Top of Material provided

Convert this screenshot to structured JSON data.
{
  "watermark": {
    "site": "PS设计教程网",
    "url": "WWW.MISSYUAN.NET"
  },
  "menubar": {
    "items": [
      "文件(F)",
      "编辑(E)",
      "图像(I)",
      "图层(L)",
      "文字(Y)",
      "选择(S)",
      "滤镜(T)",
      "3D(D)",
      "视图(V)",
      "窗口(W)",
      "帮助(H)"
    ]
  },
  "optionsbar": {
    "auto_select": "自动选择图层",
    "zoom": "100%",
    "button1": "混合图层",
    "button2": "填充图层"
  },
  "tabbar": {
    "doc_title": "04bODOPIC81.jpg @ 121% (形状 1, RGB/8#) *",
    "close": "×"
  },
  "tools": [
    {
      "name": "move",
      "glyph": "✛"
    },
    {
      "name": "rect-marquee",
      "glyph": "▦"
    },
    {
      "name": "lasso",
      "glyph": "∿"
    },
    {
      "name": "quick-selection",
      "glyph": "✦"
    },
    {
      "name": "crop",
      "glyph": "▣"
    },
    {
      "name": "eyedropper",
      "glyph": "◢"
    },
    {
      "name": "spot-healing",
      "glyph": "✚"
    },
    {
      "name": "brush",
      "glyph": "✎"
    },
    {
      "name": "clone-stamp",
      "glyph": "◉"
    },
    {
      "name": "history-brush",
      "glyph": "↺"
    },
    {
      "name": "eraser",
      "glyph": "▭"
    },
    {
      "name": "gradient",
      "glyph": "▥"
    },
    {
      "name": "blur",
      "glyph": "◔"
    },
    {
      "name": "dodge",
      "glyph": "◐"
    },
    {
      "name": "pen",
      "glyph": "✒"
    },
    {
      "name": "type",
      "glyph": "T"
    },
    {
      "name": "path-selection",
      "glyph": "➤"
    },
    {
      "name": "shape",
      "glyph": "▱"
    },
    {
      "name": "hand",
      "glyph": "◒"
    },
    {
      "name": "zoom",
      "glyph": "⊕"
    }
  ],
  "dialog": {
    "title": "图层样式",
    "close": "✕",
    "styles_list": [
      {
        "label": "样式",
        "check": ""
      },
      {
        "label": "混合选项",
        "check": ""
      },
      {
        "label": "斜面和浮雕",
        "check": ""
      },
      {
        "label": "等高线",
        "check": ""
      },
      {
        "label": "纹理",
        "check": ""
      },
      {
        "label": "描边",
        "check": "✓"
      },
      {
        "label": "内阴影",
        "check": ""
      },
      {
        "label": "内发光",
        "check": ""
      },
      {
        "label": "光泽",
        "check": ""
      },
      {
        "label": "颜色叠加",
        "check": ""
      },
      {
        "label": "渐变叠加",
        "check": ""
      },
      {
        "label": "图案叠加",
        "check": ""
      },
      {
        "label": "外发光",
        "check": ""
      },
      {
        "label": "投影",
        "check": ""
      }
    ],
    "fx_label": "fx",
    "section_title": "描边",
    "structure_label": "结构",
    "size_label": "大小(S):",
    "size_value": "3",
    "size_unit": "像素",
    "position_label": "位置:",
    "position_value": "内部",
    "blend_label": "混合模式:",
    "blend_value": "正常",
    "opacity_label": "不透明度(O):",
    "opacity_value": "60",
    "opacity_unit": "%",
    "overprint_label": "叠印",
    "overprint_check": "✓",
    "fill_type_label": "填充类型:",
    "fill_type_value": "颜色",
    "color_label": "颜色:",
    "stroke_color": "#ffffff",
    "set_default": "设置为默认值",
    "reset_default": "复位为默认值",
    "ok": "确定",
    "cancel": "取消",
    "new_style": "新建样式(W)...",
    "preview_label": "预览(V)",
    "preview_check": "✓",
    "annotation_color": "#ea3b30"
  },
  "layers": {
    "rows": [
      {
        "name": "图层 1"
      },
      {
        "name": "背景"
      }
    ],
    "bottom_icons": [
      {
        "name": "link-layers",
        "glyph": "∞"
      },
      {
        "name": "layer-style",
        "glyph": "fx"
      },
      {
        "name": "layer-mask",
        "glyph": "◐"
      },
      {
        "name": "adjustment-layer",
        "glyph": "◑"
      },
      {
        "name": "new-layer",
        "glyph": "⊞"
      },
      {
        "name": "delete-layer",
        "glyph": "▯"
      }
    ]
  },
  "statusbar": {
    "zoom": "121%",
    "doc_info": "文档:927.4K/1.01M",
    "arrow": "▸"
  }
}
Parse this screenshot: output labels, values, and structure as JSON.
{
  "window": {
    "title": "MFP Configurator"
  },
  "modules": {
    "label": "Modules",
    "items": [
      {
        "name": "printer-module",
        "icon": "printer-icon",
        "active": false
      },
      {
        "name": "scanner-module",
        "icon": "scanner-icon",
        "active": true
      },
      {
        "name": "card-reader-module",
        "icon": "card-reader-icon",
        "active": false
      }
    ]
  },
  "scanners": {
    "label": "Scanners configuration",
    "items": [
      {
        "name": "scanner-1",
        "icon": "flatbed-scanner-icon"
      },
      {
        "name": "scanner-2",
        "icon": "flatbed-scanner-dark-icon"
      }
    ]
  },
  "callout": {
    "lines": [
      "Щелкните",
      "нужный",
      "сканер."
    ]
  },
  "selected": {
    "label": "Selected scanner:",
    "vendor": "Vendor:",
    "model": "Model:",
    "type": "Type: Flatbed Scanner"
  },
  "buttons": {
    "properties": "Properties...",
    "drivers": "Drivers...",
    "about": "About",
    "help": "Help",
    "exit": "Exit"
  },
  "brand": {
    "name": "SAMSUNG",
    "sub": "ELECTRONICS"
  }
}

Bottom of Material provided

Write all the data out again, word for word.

* Your response
Convert this screenshot to structured JSON data.
{
  "watermark": {
    "site": "PS设计教程网",
    "url": "WWW.MISSYUAN.NET"
  },
  "menubar": {
    "items": [
      "文件(F)",
      "编辑(E)",
      "图像(I)",
      "图层(L)",
      "文字(Y)",
      "选择(S)",
      "滤镜(T)",
      "3D(D)",
      "视图(V)",
      "窗口(W)",
      "帮助(H)"
    ]
  },
  "optionsbar": {
    "auto_select": "自动选择图层",
    "zoom": "100%",
    "button1": "混合图层",
    "button2": "填充图层"
  },
  "tabbar": {
    "doc_title": "04bODOPIC81.jpg @ 121% (形状 1, RGB/8#) *",
    "close": "×"
  },
  "tools": [
    {
      "name": "move",
      "glyph": "✛"
    },
    {
      "name": "rect-marquee",
      "glyph": "▦"
    },
    {
      "name": "lasso",
      "glyph": "∿"
    },
    {
      "name": "quick-selection",
      "glyph": "✦"
    },
    {
      "name": "crop",
      "glyph": "▣"
    },
    {
      "name": "eyedropper",
      "glyph": "◢"
    },
    {
      "name": "spot-healing",
      "glyph": "✚"
    },
    {
      "name": "brush",
      "glyph": "✎"
    },
    {
      "name": "clone-stamp",
      "glyph": "◉"
    },
    {
      "name": "history-brush",
      "glyph": "↺"
    },
    {
      "name": "eraser",
      "glyph": "▭"
    },
    {
      "name": "gradient",
      "glyph": "▥"
    },
    {
      "name": "blur",
      "glyph": "◔"
    },
    {
      "name": "dodge",
      "glyph": "◐"
    },
    {
      "name": "pen",
      "glyph": "✒"
    },
    {
      "name": "type",
      "glyph": "T"
    },
    {
      "name": "path-selection",
      "glyph": "➤"
    },
    {
      "name": "shape",
      "glyph": "▱"
    },
    {
      "name": "hand",
      "glyph": "◒"
    },
    {
      "name": "zoom",
      "glyph": "⊕"
    }
  ],
  "dialog": {
    "title": "图层样式",
    "close": "✕",
    "styles_list": [
      {
        "label": "样式",
        "check": ""
      },
      {
        "label": "混合选项",
        "check": ""
      },
      {
        "label": "斜面和浮雕",
        "check": ""
      },
      {
        "label": "等高线",
        "check": ""
      },
      {
        "label": "纹理",
        "check": ""
      },
      {
        "label": "描边",
        "check": "✓"
      },
      {
        "label": "内阴影",
        "check": ""
      },
      {
        "label": "内发光",
        "check": ""
      },
      {
        "label": "光泽",
        "check": ""
      },
      {
        "label": "颜色叠加",
        "check": ""
      },
      {
        "label": "渐变叠加",
        "check": ""
      },
      {
        "label": "图案叠加",
        "check": ""
      },
      {
        "label": "外发光",
        "check": ""
      },
      {
        "label": "投影",
        "check": ""
      }
    ],
    "fx_label": "fx",
    "section_title": "描边",
    "structure_label": "结构",
    "size_label": "大小(S):",
    "size_value": "3",
    "size_unit": "像素",
    "position_label": "位置:",
    "position_value": "内部",
    "blend_label": "混合模式:",
    "blend_value": "正常",
    "opacity_label": "不透明度(O):",
    "opacity_value": "60",
    "opacity_unit": "%",
    "overprint_label": "叠印",
    "overprint_check": "✓",
    "fill_type_label": "填充类型:",
    "fill_type_value": "颜色",
    "color_label": "颜色:",
    "stroke_color": "#ffffff",
    "set_default": "设置为默认值",
    "reset_default": "复位为默认值",
    "ok": "确定",
    "cancel": "取消",
    "new_style": "新建样式(W)...",
    "preview_label": "预览(V)",
    "preview_check": "✓",
    "annotation_color": "#ea3b30"
  },
  "layers": {
    "rows": [
      {
        "name": "图层 1"
      },
      {
        "name": "背景"
      }
    ],
    "bottom_icons": [
      {
        "name": "link-layers",
        "glyph": "∞"
      },
      {
        "name": "layer-style",
        "glyph": "fx"
      },
      {
        "name": "layer-mask",
        "glyph": "◐"
      },
      {
        "name": "adjustment-layer",
        "glyph": "◑"
      },
      {
        "name": "new-layer",
        "glyph": "⊞"
      },
      {
        "name": "delete-layer",
        "glyph": "▯"
      }
    ]
  },
  "statusbar": {
    "zoom": "121%",
    "doc_info": "文档:927.4K/1.01M",
    "arrow": "▸"
  }
}
Parse this screenshot: output labels, values, and structure as JSON.
{
  "window": {
    "title": "MFP Configurator"
  },
  "modules": {
    "label": "Modules",
    "items": [
      {
        "name": "printer-module",
        "icon": "printer-icon",
        "active": false
      },
      {
        "name": "scanner-module",
        "icon": "scanner-icon",
        "active": true
      },
      {
        "name": "card-reader-module",
        "icon": "card-reader-icon",
        "active": false
      }
    ]
  },
  "scanners": {
    "label": "Scanners configuration",
    "items": [
      {
        "name": "scanner-1",
        "icon": "flatbed-scanner-icon"
      },
      {
        "name": "scanner-2",
        "icon": "flatbed-scanner-dark-icon"
      }
    ]
  },
  "callout": {
    "lines": [
      "Щелкните",
      "нужный",
      "сканер."
    ]
  },
  "selected": {
    "label": "Selected scanner:",
    "vendor": "Vendor:",
    "model": "Model:",
    "type": "Type: Flatbed Scanner"
  },
  "buttons": {
    "properties": "Properties...",
    "drivers": "Drivers...",
    "about": "About",
    "help": "Help",
    "exit": "Exit"
  },
  "brand": {
    "name": "SAMSUNG",
    "sub": "ELECTRONICS"
  }
}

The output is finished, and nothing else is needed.